Available records Start Marker

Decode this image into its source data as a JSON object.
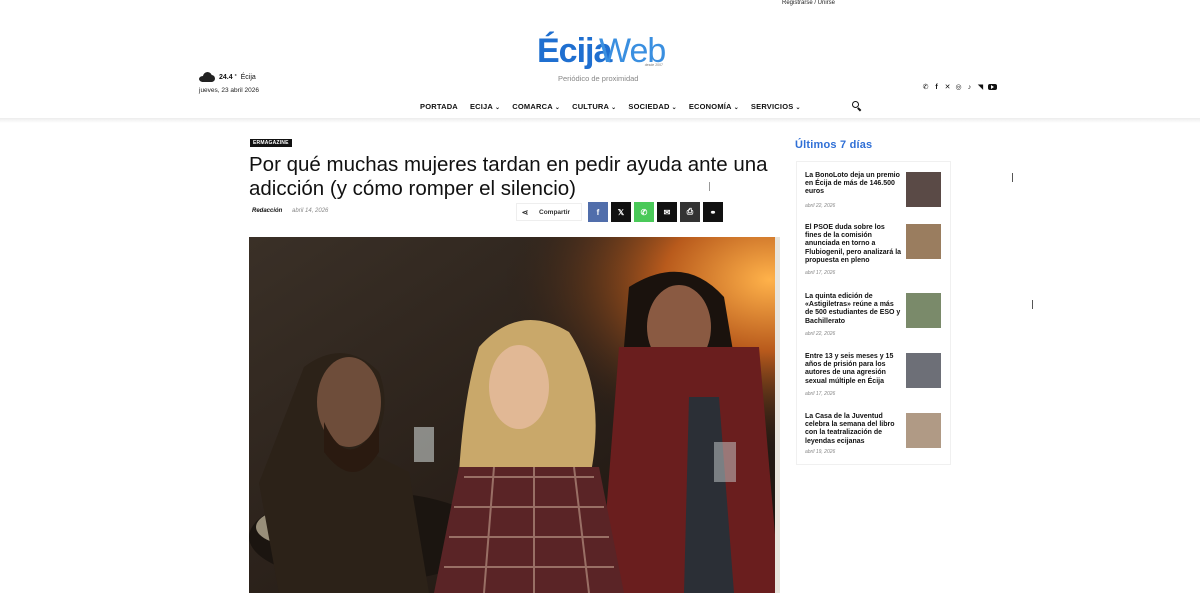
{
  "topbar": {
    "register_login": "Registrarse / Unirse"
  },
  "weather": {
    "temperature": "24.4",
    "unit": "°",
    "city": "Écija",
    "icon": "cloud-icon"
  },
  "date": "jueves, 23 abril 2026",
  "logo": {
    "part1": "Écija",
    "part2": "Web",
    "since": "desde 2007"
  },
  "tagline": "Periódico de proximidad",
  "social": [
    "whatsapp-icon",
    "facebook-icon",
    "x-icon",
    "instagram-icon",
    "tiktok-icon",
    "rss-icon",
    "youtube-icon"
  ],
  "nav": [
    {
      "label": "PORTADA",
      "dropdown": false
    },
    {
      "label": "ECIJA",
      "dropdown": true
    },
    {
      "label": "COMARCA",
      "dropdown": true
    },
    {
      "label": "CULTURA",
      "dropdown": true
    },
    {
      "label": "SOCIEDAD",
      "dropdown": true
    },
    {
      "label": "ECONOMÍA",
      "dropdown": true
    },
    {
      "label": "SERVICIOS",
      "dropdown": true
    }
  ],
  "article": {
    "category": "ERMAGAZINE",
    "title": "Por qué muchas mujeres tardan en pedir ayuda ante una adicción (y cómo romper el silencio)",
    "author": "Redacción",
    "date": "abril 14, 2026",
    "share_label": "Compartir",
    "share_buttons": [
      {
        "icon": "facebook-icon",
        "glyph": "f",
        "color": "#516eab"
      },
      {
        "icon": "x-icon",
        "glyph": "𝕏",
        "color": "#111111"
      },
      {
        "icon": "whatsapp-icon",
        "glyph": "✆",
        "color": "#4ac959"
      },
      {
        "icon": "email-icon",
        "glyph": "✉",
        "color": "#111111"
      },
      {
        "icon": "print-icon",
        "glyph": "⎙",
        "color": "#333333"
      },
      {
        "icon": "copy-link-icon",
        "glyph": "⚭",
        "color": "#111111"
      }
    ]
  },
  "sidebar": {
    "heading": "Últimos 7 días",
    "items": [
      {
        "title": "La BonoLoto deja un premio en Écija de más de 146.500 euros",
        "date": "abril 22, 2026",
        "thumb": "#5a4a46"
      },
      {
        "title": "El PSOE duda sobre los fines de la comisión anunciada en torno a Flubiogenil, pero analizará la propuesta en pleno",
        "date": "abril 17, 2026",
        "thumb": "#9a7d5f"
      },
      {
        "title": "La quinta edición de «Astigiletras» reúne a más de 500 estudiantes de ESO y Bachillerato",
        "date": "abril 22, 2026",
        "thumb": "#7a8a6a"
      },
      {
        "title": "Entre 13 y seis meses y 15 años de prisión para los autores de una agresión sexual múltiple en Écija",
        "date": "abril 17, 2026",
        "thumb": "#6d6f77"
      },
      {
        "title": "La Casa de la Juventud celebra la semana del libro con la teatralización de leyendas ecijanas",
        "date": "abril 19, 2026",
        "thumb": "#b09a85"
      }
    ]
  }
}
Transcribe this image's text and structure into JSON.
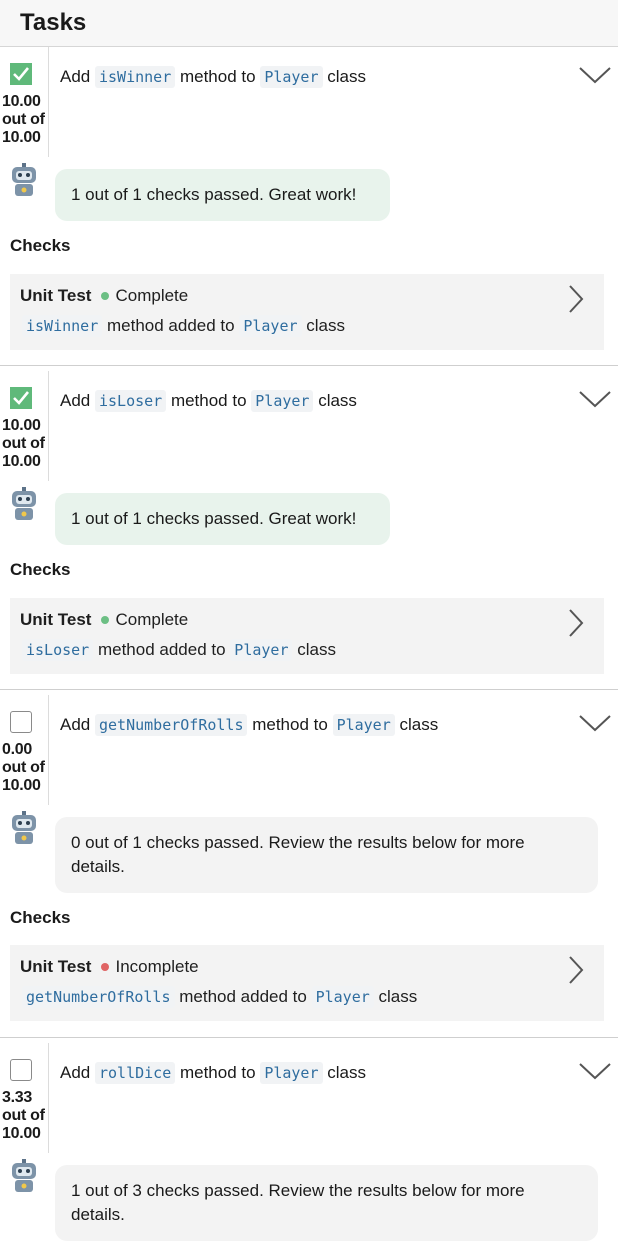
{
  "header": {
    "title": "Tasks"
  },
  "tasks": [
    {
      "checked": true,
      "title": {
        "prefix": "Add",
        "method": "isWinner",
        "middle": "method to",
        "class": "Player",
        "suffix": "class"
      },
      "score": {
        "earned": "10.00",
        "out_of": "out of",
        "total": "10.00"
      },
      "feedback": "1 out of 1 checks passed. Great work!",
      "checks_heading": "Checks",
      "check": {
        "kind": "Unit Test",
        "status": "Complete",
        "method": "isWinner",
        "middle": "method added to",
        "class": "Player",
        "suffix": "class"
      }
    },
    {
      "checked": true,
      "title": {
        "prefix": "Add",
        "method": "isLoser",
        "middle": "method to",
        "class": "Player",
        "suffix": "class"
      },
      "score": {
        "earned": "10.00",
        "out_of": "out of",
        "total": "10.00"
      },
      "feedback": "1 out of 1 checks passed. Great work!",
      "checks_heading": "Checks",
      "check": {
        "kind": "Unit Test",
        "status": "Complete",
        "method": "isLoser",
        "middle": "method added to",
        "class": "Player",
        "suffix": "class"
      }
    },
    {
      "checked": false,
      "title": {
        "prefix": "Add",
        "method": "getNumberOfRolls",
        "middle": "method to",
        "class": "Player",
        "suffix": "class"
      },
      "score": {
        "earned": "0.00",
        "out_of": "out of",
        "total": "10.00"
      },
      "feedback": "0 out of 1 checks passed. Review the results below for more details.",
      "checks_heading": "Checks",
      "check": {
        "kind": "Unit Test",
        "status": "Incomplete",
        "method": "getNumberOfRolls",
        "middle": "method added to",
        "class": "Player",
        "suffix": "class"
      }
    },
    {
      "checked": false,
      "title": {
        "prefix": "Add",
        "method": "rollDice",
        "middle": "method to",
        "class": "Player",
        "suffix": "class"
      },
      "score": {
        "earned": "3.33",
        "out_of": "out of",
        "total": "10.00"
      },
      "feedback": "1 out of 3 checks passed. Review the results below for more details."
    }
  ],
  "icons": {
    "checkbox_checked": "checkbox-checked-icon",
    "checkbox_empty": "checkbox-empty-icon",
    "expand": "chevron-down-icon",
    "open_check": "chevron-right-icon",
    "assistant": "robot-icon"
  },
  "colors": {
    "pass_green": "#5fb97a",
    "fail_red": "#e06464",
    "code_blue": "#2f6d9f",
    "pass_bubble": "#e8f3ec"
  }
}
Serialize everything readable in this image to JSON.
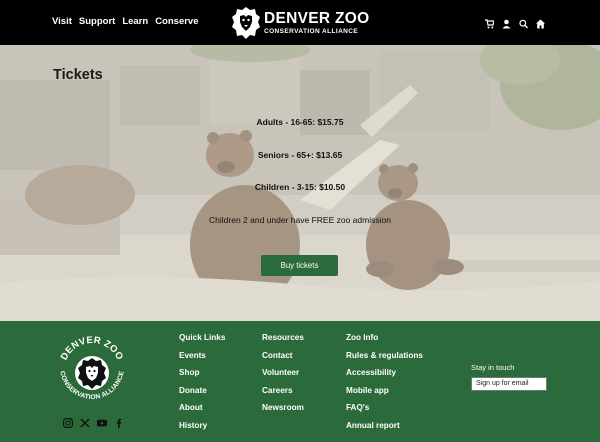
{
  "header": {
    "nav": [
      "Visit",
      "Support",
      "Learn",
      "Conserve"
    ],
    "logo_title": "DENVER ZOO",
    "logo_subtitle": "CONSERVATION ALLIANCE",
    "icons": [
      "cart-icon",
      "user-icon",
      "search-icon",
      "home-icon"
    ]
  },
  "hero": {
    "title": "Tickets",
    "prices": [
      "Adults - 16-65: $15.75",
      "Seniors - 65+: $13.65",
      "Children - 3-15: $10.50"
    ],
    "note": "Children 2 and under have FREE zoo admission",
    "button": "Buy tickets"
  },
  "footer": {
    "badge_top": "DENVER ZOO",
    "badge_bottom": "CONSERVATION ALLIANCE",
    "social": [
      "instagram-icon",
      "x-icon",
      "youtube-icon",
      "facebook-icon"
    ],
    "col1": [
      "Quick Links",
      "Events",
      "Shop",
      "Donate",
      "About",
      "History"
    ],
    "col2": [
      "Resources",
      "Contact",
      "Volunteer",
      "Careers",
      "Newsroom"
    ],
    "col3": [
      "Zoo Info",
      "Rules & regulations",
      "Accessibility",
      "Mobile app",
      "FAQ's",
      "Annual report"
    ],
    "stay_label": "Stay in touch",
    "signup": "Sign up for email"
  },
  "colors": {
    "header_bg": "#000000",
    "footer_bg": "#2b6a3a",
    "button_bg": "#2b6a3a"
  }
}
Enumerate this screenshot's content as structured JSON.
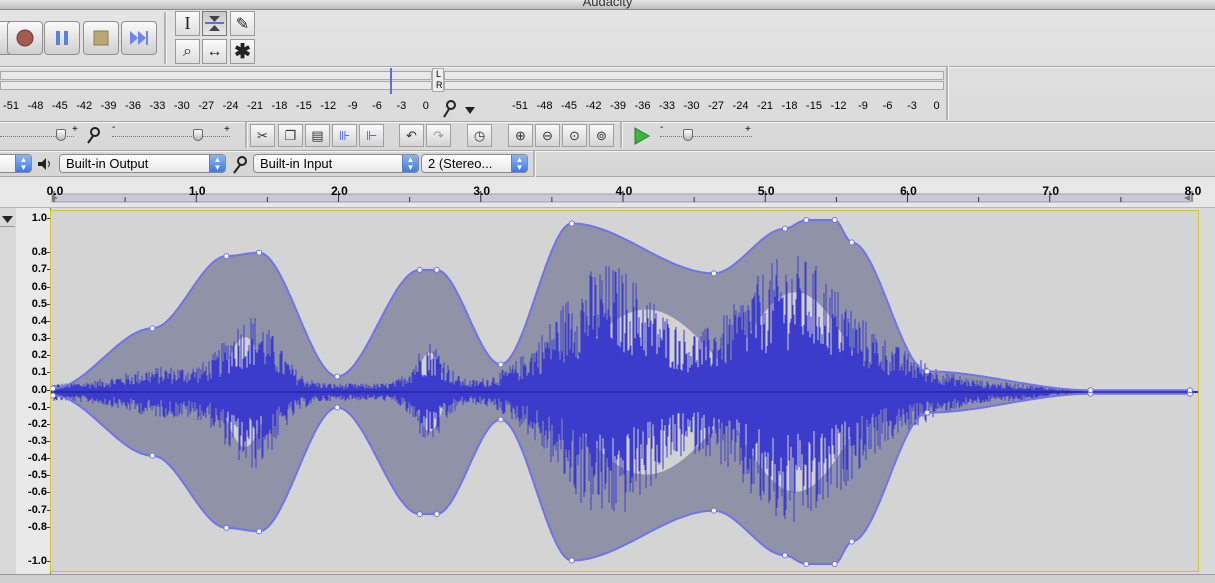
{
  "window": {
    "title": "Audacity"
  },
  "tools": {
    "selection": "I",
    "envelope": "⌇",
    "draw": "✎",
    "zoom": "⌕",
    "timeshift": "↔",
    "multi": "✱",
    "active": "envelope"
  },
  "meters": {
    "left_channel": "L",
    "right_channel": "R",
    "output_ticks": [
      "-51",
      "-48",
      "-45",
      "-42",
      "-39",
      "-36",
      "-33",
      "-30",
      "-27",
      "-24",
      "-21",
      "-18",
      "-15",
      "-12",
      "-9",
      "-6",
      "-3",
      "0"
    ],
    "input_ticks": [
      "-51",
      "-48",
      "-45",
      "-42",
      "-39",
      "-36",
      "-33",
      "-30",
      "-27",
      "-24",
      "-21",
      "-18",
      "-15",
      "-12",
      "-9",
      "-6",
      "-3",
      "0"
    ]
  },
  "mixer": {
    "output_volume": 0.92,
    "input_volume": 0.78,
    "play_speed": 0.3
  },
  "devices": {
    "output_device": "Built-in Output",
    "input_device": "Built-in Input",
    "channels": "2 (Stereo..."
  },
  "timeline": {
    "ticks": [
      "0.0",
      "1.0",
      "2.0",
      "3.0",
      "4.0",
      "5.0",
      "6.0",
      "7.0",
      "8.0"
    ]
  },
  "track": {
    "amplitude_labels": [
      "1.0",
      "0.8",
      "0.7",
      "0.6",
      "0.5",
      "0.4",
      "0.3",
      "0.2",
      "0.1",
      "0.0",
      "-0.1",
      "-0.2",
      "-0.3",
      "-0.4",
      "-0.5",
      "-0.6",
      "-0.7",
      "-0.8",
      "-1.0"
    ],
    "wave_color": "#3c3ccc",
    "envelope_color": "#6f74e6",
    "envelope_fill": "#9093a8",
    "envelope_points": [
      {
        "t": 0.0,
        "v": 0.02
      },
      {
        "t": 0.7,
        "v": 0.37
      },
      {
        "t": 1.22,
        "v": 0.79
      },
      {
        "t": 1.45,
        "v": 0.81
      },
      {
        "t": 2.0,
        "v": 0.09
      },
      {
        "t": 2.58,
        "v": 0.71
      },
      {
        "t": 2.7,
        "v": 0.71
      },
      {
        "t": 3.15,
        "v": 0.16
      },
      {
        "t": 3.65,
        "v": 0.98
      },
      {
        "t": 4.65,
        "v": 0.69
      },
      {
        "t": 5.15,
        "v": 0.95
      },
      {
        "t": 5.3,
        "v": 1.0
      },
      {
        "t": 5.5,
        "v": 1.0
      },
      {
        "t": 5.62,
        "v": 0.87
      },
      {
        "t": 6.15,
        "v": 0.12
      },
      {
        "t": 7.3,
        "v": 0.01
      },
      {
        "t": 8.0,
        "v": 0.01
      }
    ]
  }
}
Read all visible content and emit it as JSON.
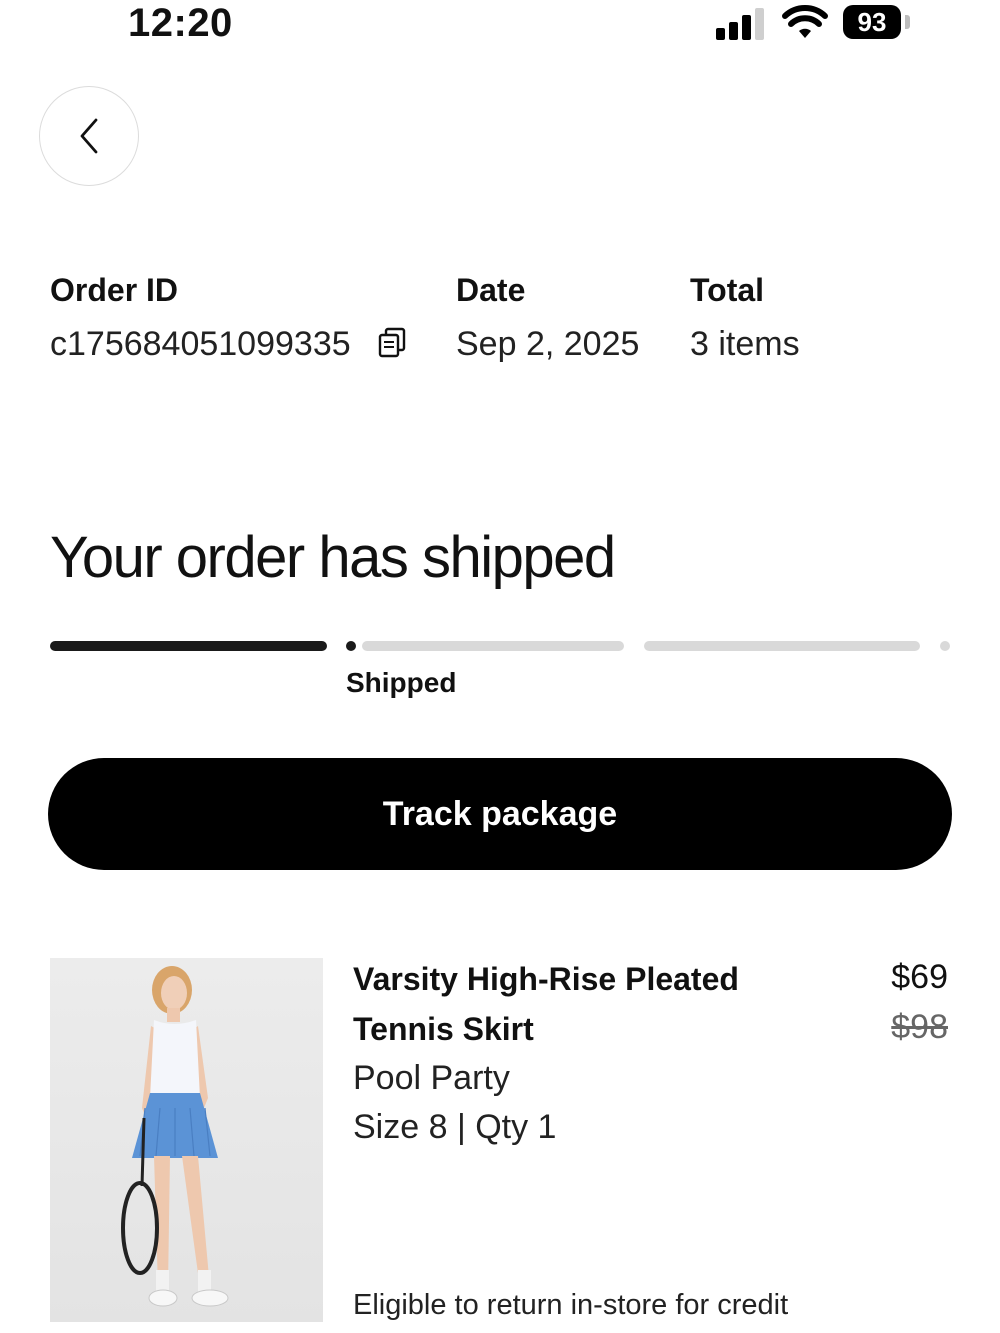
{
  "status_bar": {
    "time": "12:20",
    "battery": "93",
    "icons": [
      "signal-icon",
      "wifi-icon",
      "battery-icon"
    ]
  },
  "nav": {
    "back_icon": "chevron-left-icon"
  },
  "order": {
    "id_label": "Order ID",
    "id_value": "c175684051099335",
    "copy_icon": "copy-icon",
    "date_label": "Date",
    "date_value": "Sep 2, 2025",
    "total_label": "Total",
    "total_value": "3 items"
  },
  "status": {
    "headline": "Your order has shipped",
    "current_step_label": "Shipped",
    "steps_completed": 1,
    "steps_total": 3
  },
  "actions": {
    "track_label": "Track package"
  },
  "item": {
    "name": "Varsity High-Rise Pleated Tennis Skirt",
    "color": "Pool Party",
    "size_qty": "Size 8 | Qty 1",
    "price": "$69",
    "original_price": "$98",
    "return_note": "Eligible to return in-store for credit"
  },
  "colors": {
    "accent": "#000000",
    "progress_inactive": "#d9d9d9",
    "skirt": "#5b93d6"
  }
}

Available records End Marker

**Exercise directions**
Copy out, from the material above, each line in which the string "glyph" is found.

**Expected answer**
        "glyph": "f",
        "glyph": "𝕏",
        "glyph": "✆",
        "glyph": "✉",
        "glyph": "⎙",
        "glyph": "⚭",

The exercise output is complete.